If you participate in this common holiday event, your risk for COVID-19 multiplies

Since the coronavirus pandemic made its way into our lives back in March, the seasons and holidays have been met with restrictions. Spring felt like a minute where families resorted to Zoom Easter Sunday gatherings. Memorial Day and Labor Day were less partying and more creative, and the crowded beaches of summer were maybe not as crowded this year.

With Halloween around the corner, the Centers for Disease Control and Prevention has advised avoiding higher risk activities like trick-or-treating or haunted hayrides.

Candy chutes are replacing traditional door knocks in some parts of the country, and while Halloween isn’t exactly canceled, it’s going to feel a lot different just like everything else this year, including one of the biggest shopping days in the country: Black Friday.

As the holiday season creeps closer and closer, shopping at crowded stores has been listed as a higher risk activity by the CDC. Other traditional Thanksgiving events such as parades and attending large indoor gatherings with people not from your household have also been labeled as higher risk activities and people should avoid these events in order to help prevent the spread of the virus, the CDC warns. Even the annual Turkey Trot should be avoided, per the organization.
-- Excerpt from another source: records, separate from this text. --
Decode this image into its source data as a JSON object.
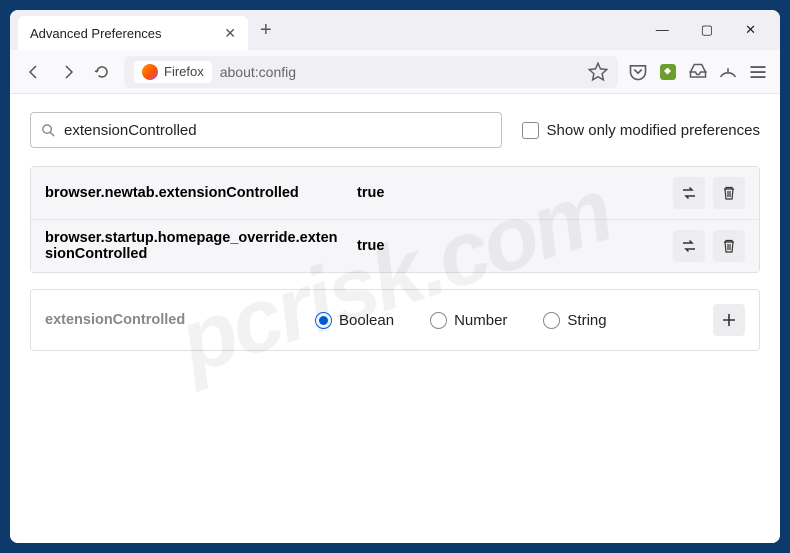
{
  "window": {
    "tab_title": "Advanced Preferences"
  },
  "toolbar": {
    "identity_label": "Firefox",
    "url": "about:config"
  },
  "search": {
    "value": "extensionControlled",
    "checkbox_label": "Show only modified preferences"
  },
  "prefs": [
    {
      "name": "browser.newtab.extensionControlled",
      "value": "true"
    },
    {
      "name": "browser.startup.homepage_override.extensionControlled",
      "value": "true"
    }
  ],
  "add": {
    "name": "extensionControlled",
    "types": [
      "Boolean",
      "Number",
      "String"
    ],
    "selected": "Boolean"
  },
  "watermark": "pcrisk.com"
}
“Thanksgiving is a time when many families travel long distances to celebrate together,” the CDC says on its website. “Travel increases the chance of getting and spreading the virus that causes COVID-19. Staying home is the best way to protect yourself and others. If you must travel, be informed of the risks involved.”

In order to avoid over-crowding and make shopping safer, online shopping is expected to take an even bigger role than normal. While Cyber Monday basically starts even earlier than the actual day, retailers are preparing to shift customers to shop online earlier than before with deals coming from Walmart, Best Buy, and Amazon in October, CNBC reported.
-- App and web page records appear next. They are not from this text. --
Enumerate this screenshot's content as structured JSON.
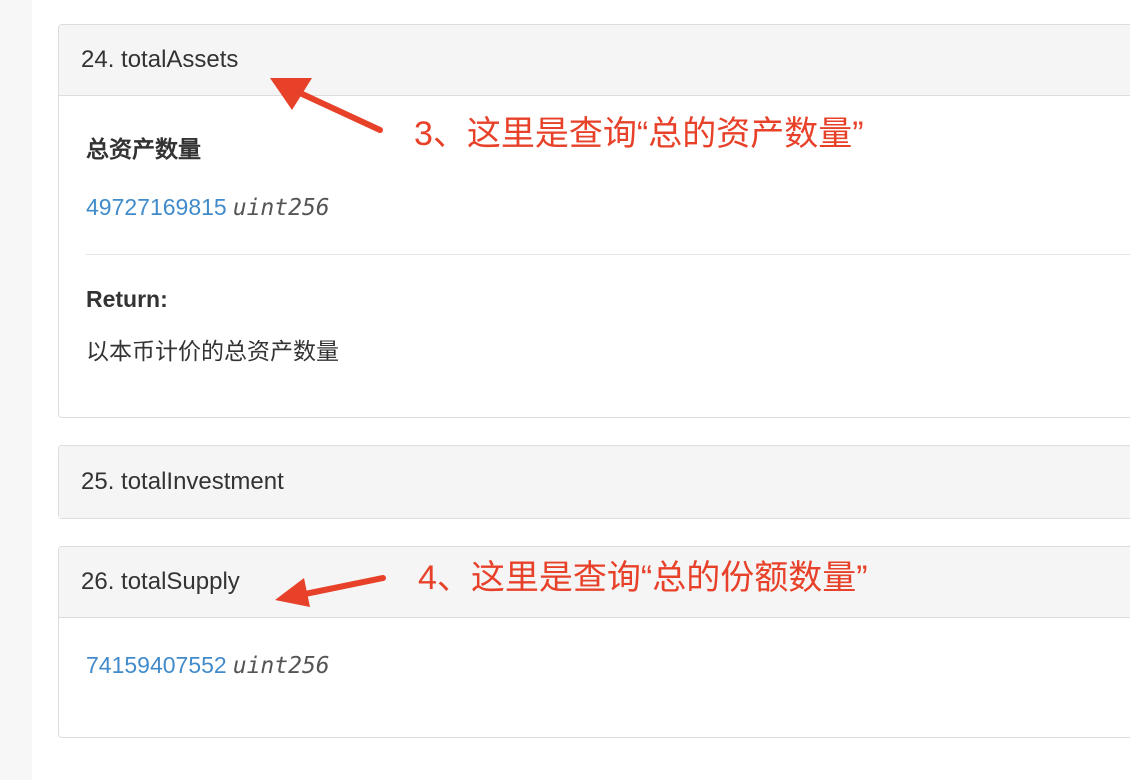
{
  "sections": [
    {
      "heading": "24. totalAssets",
      "description": "总资产数量",
      "value": "49727169815",
      "type": "uint256",
      "return_label": "Return:",
      "return_text": "以本币计价的总资产数量"
    },
    {
      "heading": "25. totalInvestment"
    },
    {
      "heading": "26. totalSupply",
      "value": "74159407552",
      "type": "uint256"
    }
  ],
  "annotations": [
    "3、这里是查询“总的资产数量”",
    "4、这里是查询“总的份额数量”"
  ],
  "colors": {
    "annotation": "#e8412a",
    "link": "#428bca"
  }
}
From the report:

“Retailers from Amazon to Target are trying to nudge Americans to start holiday shopping sooner and avoid crowds by extending their Black Friday deals. They’re also offering sales online and through smartphone apps rather than just in-store. Several major retailers, including Walmart and Best Buy, have said they’ll start deals in October. Amazon confirmed it will have its Prime Day deals kick off at midnight PT on Oct. 13 and continue through Oct. 14. And Target announced its own programming: a promotional event dubbed Target Deal Days on the same two days.”

Other stores such as Home Depot plan to offer two months of Black Friday deals, the company announced.

“For the first time ever, our Black Friday prices will be available throughout the holiday season. Savings will start in early November and last through December, both in-store and on homedepot.com. Say goodbye to one day of frenzied shopping and enjoy Black Friday savings all season long without the stress and crowds,” a blog post read.

Be sure to get the shopping in early.